The entirety of Takagi 2‘s finale is devoted to the summer festival, as it should be. We start with Nishikata waiting nervously for Takagi, his hands already sweating with anticipation. She arrives positively resplendent in a yukata, nearly bowling him over with her beauty.
As they walk to the festival together, little kids and old people alike see them for what they are: a couple on a date. Nishikata thinks he can win a game in which no adults say they’re on a date, but he has to rely on semantics, and ultimately loses at the candy apple stand.
As the other members of the cast enjoy the festival, Nishikata tries to distract from the fact he’s on a date with Takagi by engaging in one competition after the other, from goldfish scooping to ring toss. He loses at all of them, but Takagi gives him an out: if he does “date stuff” with her, he’ll automatically win.
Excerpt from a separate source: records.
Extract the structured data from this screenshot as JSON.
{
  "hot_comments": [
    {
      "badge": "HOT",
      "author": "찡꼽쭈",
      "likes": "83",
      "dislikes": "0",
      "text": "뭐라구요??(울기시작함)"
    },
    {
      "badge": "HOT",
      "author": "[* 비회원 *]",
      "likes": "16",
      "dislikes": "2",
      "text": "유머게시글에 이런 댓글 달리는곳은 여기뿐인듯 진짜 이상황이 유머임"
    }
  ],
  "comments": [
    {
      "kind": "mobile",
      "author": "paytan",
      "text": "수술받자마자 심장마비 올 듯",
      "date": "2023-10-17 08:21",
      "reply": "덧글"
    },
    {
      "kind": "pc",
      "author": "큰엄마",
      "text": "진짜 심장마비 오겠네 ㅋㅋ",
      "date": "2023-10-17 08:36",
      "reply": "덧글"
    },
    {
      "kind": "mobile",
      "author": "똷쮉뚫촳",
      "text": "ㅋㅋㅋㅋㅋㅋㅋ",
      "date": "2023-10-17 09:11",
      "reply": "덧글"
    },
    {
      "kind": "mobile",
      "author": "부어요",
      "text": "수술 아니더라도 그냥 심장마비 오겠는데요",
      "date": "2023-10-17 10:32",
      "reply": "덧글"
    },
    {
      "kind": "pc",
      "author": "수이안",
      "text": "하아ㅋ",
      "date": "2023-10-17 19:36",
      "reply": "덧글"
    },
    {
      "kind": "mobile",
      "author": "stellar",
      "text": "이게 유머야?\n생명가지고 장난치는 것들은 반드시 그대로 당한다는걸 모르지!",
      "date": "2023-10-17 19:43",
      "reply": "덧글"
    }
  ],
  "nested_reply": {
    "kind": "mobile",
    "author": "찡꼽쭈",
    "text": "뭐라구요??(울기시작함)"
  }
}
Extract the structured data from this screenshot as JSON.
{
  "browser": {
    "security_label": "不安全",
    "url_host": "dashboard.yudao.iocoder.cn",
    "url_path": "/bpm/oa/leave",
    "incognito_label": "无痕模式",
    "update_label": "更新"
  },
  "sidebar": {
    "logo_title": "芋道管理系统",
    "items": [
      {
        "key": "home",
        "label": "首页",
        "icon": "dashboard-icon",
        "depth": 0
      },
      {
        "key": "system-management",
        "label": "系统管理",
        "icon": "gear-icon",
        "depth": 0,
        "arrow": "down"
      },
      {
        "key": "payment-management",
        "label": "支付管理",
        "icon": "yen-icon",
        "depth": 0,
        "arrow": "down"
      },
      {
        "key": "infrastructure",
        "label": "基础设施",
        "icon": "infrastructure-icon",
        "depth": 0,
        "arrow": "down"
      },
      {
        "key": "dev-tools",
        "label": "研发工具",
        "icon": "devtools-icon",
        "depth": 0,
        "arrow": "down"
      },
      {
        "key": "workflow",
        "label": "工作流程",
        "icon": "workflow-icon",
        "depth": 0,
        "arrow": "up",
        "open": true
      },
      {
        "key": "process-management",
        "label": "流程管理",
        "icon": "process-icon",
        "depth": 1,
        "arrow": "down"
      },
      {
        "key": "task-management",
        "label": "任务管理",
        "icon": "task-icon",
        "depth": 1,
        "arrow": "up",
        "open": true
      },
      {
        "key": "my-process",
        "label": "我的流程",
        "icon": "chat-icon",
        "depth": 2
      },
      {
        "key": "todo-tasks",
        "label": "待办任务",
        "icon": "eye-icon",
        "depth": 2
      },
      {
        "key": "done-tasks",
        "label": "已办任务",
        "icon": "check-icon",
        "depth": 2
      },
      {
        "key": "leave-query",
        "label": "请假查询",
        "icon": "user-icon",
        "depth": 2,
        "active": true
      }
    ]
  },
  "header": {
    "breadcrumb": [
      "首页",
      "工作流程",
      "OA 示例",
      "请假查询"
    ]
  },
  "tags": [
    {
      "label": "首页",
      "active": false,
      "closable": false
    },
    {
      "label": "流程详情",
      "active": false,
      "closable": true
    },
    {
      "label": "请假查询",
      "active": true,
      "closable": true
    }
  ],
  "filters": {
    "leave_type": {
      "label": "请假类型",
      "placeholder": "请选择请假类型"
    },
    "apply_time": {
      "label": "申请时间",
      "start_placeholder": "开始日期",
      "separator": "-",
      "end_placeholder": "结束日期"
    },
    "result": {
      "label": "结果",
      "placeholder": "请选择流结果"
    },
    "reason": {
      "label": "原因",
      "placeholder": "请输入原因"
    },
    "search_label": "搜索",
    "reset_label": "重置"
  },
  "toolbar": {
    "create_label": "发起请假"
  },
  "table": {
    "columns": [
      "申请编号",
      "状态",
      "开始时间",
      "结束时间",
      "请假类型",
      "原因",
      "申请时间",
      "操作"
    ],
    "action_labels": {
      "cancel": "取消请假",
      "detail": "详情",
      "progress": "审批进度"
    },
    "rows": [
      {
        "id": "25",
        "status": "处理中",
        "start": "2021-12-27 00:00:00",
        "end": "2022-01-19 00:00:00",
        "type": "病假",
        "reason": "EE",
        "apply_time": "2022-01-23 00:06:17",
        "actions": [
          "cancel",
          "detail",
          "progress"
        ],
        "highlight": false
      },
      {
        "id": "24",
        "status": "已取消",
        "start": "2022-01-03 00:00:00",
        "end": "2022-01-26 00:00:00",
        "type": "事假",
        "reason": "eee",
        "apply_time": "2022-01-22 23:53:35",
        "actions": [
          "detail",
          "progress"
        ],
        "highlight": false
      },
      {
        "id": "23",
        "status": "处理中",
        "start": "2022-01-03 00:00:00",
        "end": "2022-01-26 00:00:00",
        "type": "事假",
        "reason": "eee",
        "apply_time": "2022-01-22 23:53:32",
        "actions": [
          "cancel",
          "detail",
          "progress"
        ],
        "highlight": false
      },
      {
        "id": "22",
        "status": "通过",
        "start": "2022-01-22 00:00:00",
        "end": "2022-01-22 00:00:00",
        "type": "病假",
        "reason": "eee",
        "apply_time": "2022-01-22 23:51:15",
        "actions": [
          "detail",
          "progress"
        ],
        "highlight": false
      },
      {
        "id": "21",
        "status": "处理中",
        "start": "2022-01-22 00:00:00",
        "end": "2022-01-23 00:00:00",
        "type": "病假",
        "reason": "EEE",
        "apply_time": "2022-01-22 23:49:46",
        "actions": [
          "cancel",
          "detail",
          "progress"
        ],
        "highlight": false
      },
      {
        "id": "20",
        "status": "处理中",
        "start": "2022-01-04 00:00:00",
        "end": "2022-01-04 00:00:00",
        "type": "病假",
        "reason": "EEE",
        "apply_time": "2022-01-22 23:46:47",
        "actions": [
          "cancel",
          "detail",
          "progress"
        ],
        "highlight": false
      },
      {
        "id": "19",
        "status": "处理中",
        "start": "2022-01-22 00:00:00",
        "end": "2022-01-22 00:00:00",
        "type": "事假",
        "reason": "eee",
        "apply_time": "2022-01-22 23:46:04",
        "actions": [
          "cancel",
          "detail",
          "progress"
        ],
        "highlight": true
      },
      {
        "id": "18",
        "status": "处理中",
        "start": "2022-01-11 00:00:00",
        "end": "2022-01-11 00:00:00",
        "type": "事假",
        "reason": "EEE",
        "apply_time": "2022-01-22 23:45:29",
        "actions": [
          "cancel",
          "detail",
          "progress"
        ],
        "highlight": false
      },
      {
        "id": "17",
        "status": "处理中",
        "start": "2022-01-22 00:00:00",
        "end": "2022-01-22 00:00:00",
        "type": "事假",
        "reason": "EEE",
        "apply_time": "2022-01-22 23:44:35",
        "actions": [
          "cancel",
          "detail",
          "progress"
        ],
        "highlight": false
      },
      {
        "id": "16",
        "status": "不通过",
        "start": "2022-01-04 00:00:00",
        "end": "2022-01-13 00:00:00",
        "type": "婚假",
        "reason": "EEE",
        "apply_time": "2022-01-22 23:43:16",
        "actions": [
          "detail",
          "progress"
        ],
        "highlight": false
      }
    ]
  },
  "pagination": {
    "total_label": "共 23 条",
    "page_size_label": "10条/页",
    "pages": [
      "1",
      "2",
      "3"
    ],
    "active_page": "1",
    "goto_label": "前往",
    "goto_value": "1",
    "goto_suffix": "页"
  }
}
For once, Nishikata doesn’t want to win, or rather the little timid voice inside him doesn’t want him to fully open himself to the experience. He won’t feed Takagi, but he does give her the gift of a cute hairpin, eschewing the childish toys also available to choose.
On two notable occasions, the large crowds separate Takagi and Nishikata. The first time, he’s able to locate her quickly, but the second almost spells disaster, as they can’t find each other when the fireworks begin. Thankfully, Nishikata’s mate Kimura, with the assist of the episode, directing Nishikata to Takagi’s location atop the shrine steps.
Takagi has to endure the bulk of fireworks all alone, and her face has never been more morose…but when she spots Nishikata running up the steps her face brightens, and meets him halfway down the steps. Sadly, the fireworks end just as they reunite.
Far more importantly to Takagi, Nishikata finally takes her hand into his, unbidden, calmly explaining how it would suck if they got separated, not to mention the steps can be perilous.
Takagi’s reaction above tells you all you need to know about how much this means to her. Just one episode after he finally asked her out, he mustered the courage to take her hand, and even if it was the practical move, it shows HUGE growth on his part to actually, you know, make it.
They descend the steps hand-in-hand and later we find them playing with sparklers on the beach; unassailably a date thing. Takagi tells him that throughout all the “losses” he’s endured, he’s never really lost, because, well, he has her. Her attention, her affection, her eyes on him.
No matter how you slice it, Nishikata is a winner. And in what I dearly hope will be a third season of this beautiful, uplifting show, perhaps he’ll keep gaining confidence, shaking off his childish hang-ups, and making the right moves. There’s a lot of game left to be played. But if this is the ending to this particular story, I’m glad it ended on a happy note.